Virginia’s New Privacy Law: Consumer Data Protection Act (CDPA)
Many U.S. states have been proposing and passing new privacy laws in recent years. Among the most powerful and wide-reaching of these laws is the Virginia Consumer Data Protection Act (CDPA).
The CDPA takes effect on 1 January 2023 and will impact many businesses operating in Virginia, imposing new consumer rights, rules on targeted advertising, and a requirement to conduct data protection assessments.
Who is covered by the CDPA?
The CDPA applies to “controllers”, which means any entity that either:
- Conducts business in Virginia, or
- Produces products or services that target Virginia residents
A controller also has to meet one of the following thresholds to be covered by the CDPA:
- It controls or processes the personal data of at least 100,000 Virginia consumers annually and/or
- It controls or processes the personal data of at least 25,000 Virginia consumers and derives at least 50% of its gross revenue from selling personal data.
As such, the CDPA applies to businesses all over the world—regardless of their turnover—that process the personal data of Virginians.
The CDPA’s Consumer Rights
The CDPA requires controllers to facilitate certain consumer rights, enabling Virginians to exercise greater control over their personal data.
The CDPA’s six consumer rights are:
- Right of access: You must provide a copy of any personal data you hold about a consumer on request.
- Right to correct: You must correct any inaccurate personal data you hold about a consumer on request.
- Right to delete: You must delete a consumer’s personal data on request.
- Right to data portability: On request, you must provide the consumer with a copy of their personal data in a portable and readily useable format.
- Right to opt out: You must allow consumers to opt out of:
- Targeted advertising—this means implementing a compliant consent-management tool
- The sale of their personal data
- Being subject to profiling, to the extent that it advances decisions that product “legal or similarly significant effects”
- The right to appeal: You must allow consumers to appeal any decision to refuse a consumer rights request.
The CDPA’s Limits on collection and use
The CDPA imposes two principles on controllers:
- Limits on collection: You must only collect personal data that is “adequate, relevant and reasonably necessary in relation to the purposes for which the data is processed.”
- Limits on use: You must not unnecessarily process personal data for any purposes other than those that are compatible with the context in which you collected the personal data—unless you obtain the consumer’s consent.
Data Protection Assessments
Under the CDPA, controllers must conduct a data protection assessment to identify and weigh the benefits and risks of certain processing activities, including:
- Targeted advertising
- Selling personal data
- Profiling to advance decisions producing legal or similarly significant effects (such as credit applications)

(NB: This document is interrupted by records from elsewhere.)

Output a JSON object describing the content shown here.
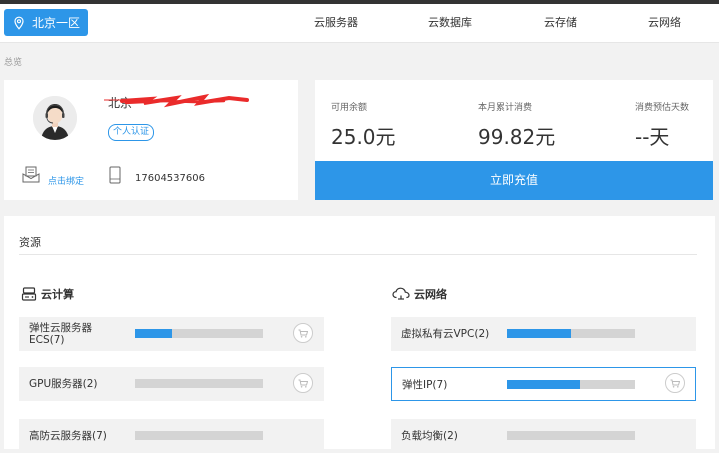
{
  "topbar": {
    "region": "北京一区",
    "nav": [
      "云服务器",
      "云数据库",
      "云存储",
      "云网络"
    ]
  },
  "breadcrumb": "总览",
  "user": {
    "name": "北京",
    "badge": "个人认证",
    "bind_link": "点击绑定",
    "phone": "17604537606"
  },
  "balance": {
    "stats": [
      {
        "label": "可用余额",
        "value": "25.0元"
      },
      {
        "label": "本月累计消费",
        "value": "99.82元"
      },
      {
        "label": "消费预估天数",
        "value": "--天"
      }
    ],
    "recharge_label": "立即充值"
  },
  "resources": {
    "title": "资源",
    "compute": {
      "title": "云计算",
      "items": [
        {
          "name": "弹性云服务器\nECS(7)",
          "usage": 0.29
        },
        {
          "name": "GPU服务器(2)",
          "usage": 0.0
        },
        {
          "name": "高防云服务器(7)",
          "usage": 0.0
        }
      ]
    },
    "network": {
      "title": "云网络",
      "items": [
        {
          "name": "虚拟私有云VPC(2)",
          "usage": 0.5
        },
        {
          "name": "弹性IP(7)",
          "usage": 0.57
        },
        {
          "name": "负载均衡(2)",
          "usage": 0.0
        }
      ]
    }
  },
  "colors": {
    "accent": "#2d96e8",
    "bar_bg": "#d4d4d4"
  },
  "icons": [
    "location-pin-icon",
    "avatar",
    "mail-icon",
    "phone-icon",
    "server-icon",
    "cloud-icon",
    "cart-icon"
  ]
}
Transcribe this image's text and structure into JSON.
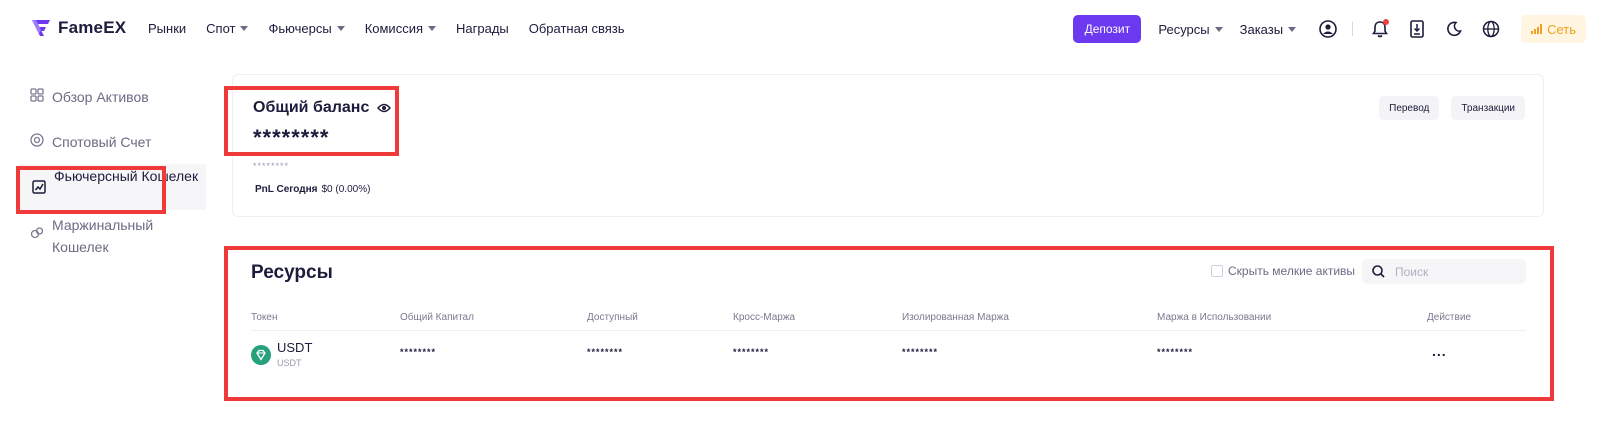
{
  "header": {
    "logo_text": "FameEX",
    "nav": [
      {
        "label": "Рынки",
        "dropdown": false
      },
      {
        "label": "Спот",
        "dropdown": true
      },
      {
        "label": "Фьючерсы",
        "dropdown": true
      },
      {
        "label": "Комиссия",
        "dropdown": true
      },
      {
        "label": "Награды",
        "dropdown": false
      },
      {
        "label": "Обратная связь",
        "dropdown": false
      }
    ],
    "deposit_label": "Депозит",
    "resources_label": "Ресурсы",
    "orders_label": "Заказы",
    "network_label": "Сеть",
    "icons": [
      "user-icon",
      "bell-icon",
      "download-icon",
      "moon-icon",
      "globe-icon"
    ],
    "accent_color": "#6c38f0",
    "network_color": "#f0a020"
  },
  "sidebar": {
    "items": [
      {
        "label": "Обзор Активов",
        "icon": "grid-icon",
        "active": false
      },
      {
        "label": "Спотовый Счет",
        "icon": "target-icon",
        "active": false
      },
      {
        "label": "Фьючерсный Кошелек",
        "icon": "chart-wallet-icon",
        "active": true
      },
      {
        "label": "Маржинальный Кошелек",
        "icon": "coins-icon",
        "active": false
      }
    ]
  },
  "balance": {
    "title": "Общий баланс",
    "value": "********",
    "sub_value": "********",
    "pnl_label": "PnL Сегодня",
    "pnl_value": "$0 (0.00%)",
    "transfer_label": "Перевод",
    "transactions_label": "Транзакции"
  },
  "resources": {
    "title": "Ресурсы",
    "hide_small_label": "Скрыть мелкие активы",
    "search_placeholder": "Поиск",
    "columns": [
      "Токен",
      "Общий Капитал",
      "Доступный",
      "Кросс-Маржа",
      "Изолированная Маржа",
      "Маржа в Использовании",
      "Действие"
    ],
    "rows": [
      {
        "token": "USDT",
        "token_sub": "USDT",
        "total_capital": "********",
        "available": "********",
        "cross_margin": "********",
        "isolated_margin": "********",
        "margin_in_use": "********",
        "action": "..."
      }
    ]
  }
}
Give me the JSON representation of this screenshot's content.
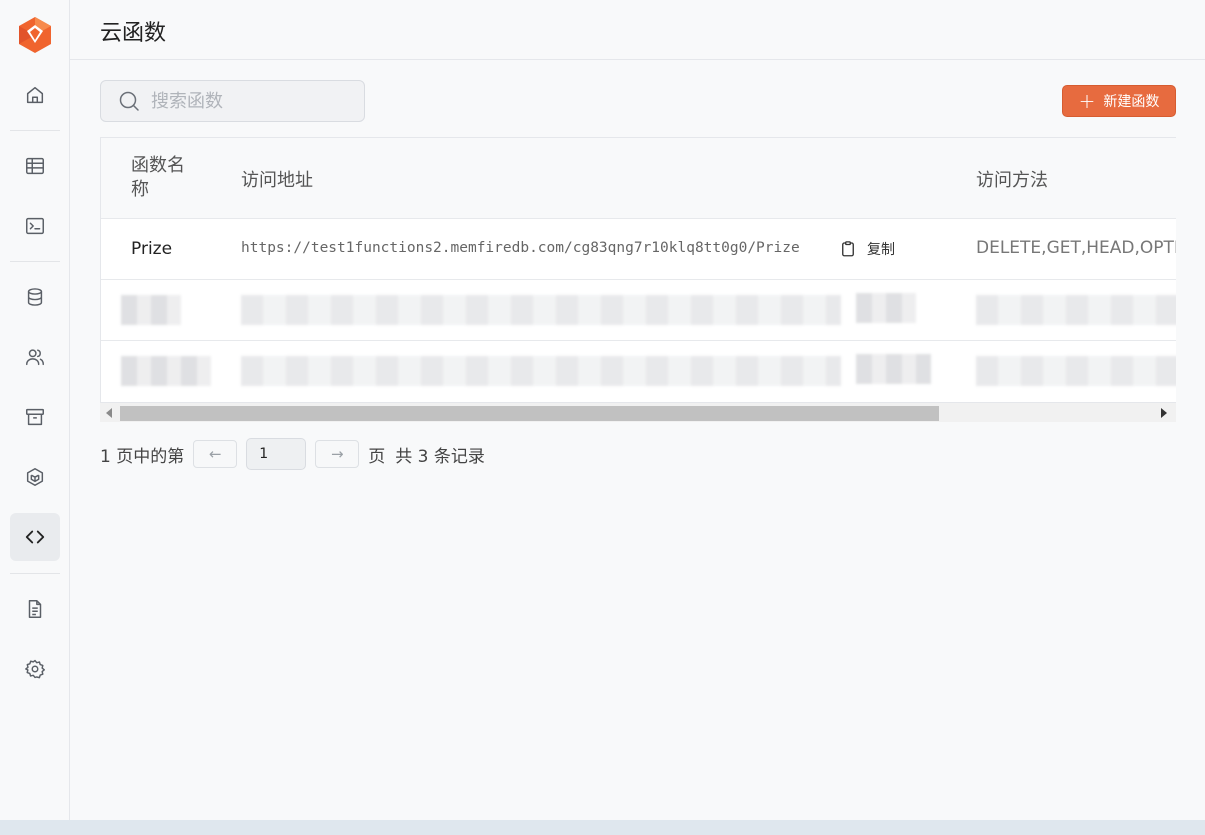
{
  "header": {
    "title": "云函数"
  },
  "sidebar": {
    "items": [
      {
        "name": "home",
        "icon": "home-icon"
      },
      {
        "name": "table",
        "icon": "table-icon"
      },
      {
        "name": "sql",
        "icon": "terminal-icon"
      },
      {
        "name": "database",
        "icon": "database-icon"
      },
      {
        "name": "users",
        "icon": "users-icon"
      },
      {
        "name": "storage",
        "icon": "archive-icon"
      },
      {
        "name": "api",
        "icon": "cube-icon"
      },
      {
        "name": "functions",
        "icon": "code-icon",
        "active": true
      },
      {
        "name": "docs",
        "icon": "document-icon"
      },
      {
        "name": "settings",
        "icon": "gear-icon"
      }
    ]
  },
  "search": {
    "placeholder": "搜索函数"
  },
  "toolbar": {
    "new_label": "新建函数"
  },
  "table": {
    "headers": {
      "name": "函数名称",
      "url": "访问地址",
      "method": "访问方法"
    },
    "rows": [
      {
        "name": "Prize",
        "url": "https://test1functions2.memfiredb.com/cg83qng7r10klq8tt0g0/Prize",
        "copy_label": "复制",
        "method": "DELETE,GET,HEAD,OPTIO"
      }
    ]
  },
  "pagination": {
    "prefix": "1 页中的第",
    "current": "1",
    "suffix": "页",
    "total": "共 3 条记录",
    "prev": "←",
    "next": "→"
  },
  "colors": {
    "accent": "#e76b3f",
    "active_nav_bg": "#e9ebee"
  }
}
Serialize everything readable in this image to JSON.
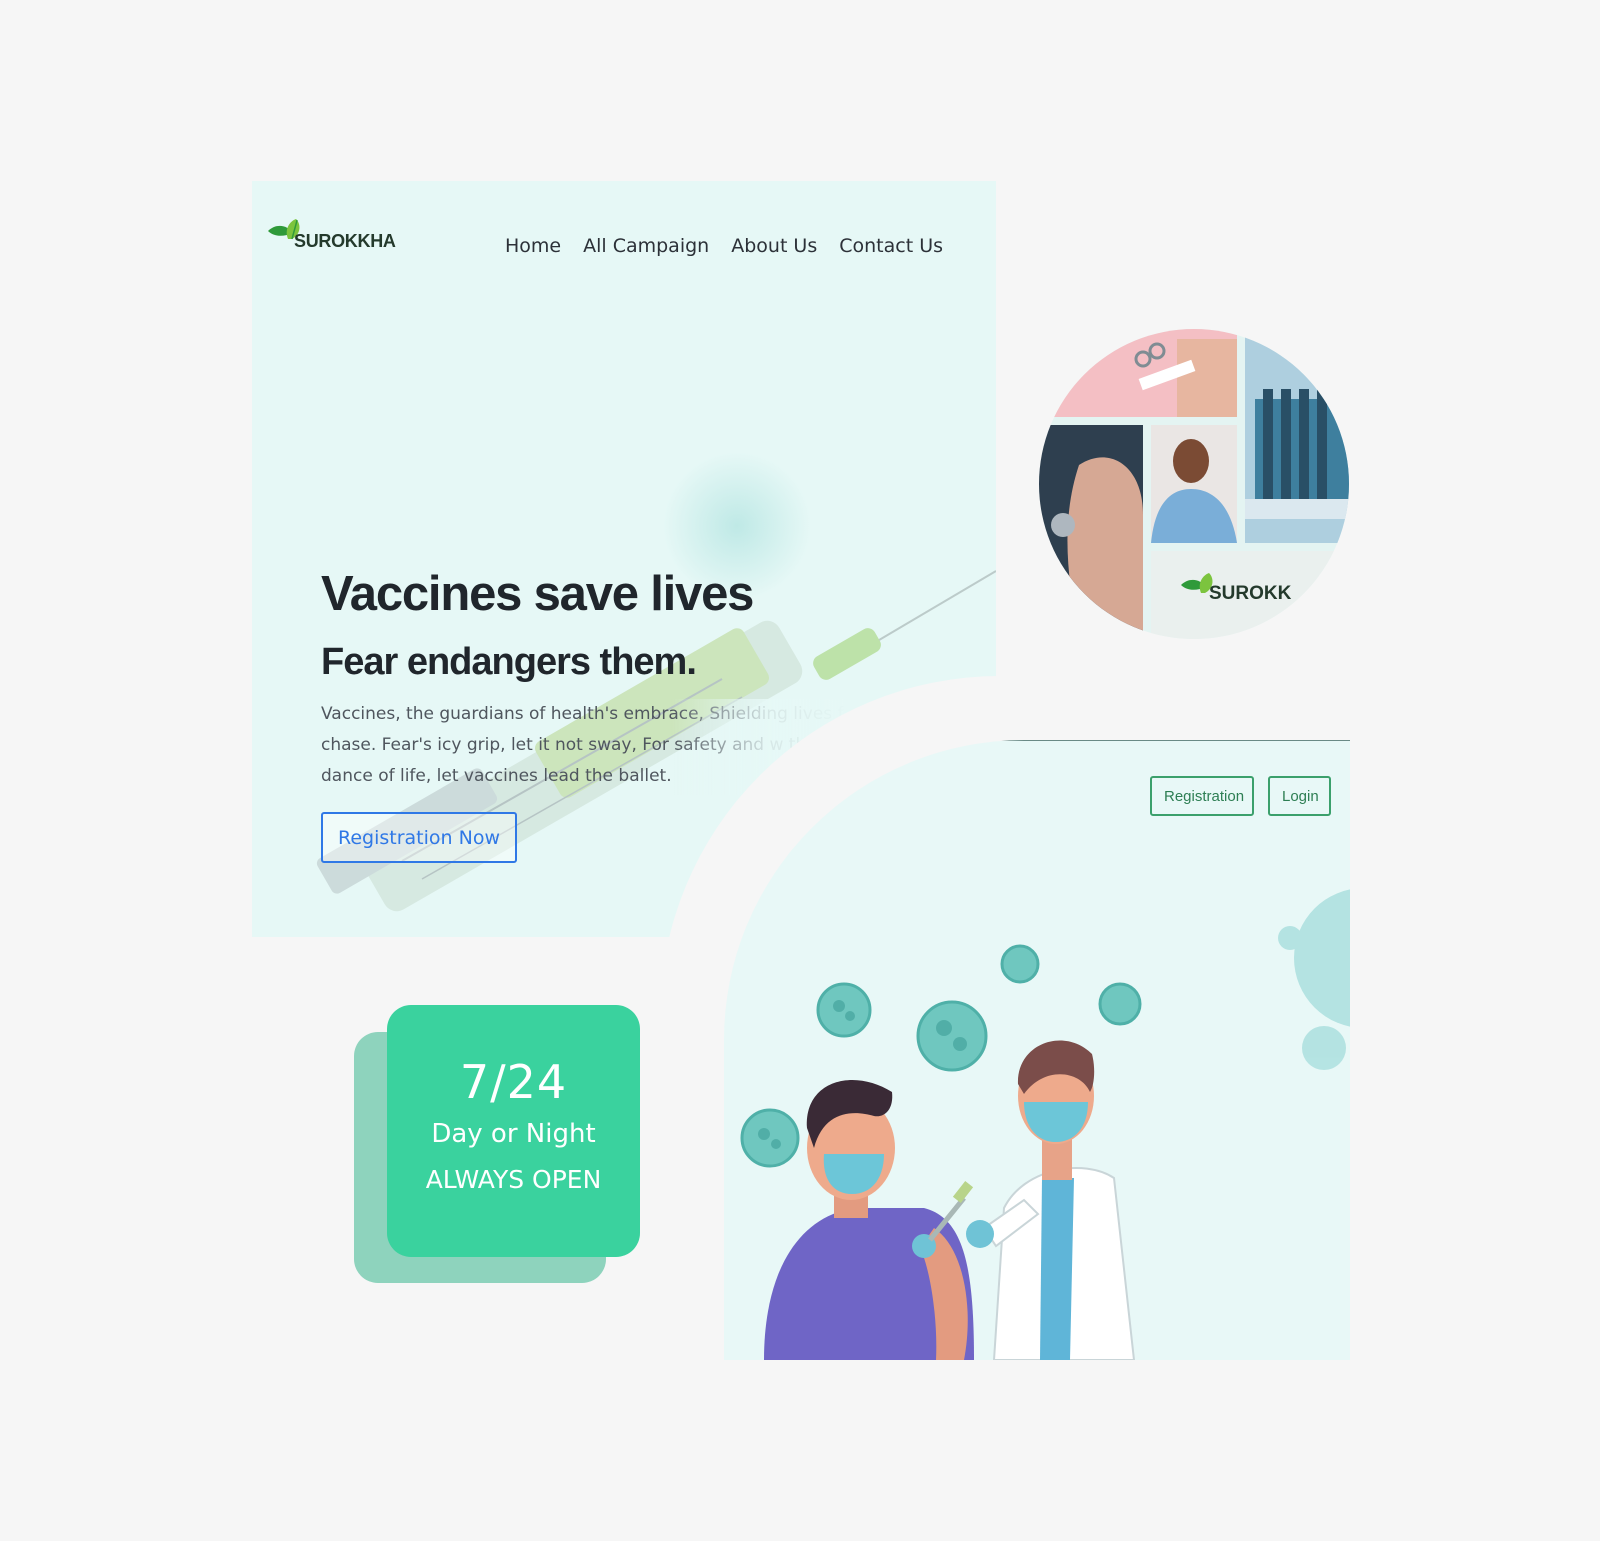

- The categories of personal data you process
- Your purposes for processing each category of personal data
- How consumers may exercise their rights
- Any categories of personal data you share with third parties
- Any categories of third parties with whom you share personal data
The Virginia Attorney-General will offer controllers 30 days to correct any alleged infringements of the CDPA. If the violation is not corrected within 30 days, the Attorney-General may impose a fine of up to $7,500 per violation.
If you’d like to ensure your organisation is fully compliant in time for the introduction of CDPA you can speak to a member of our team today here.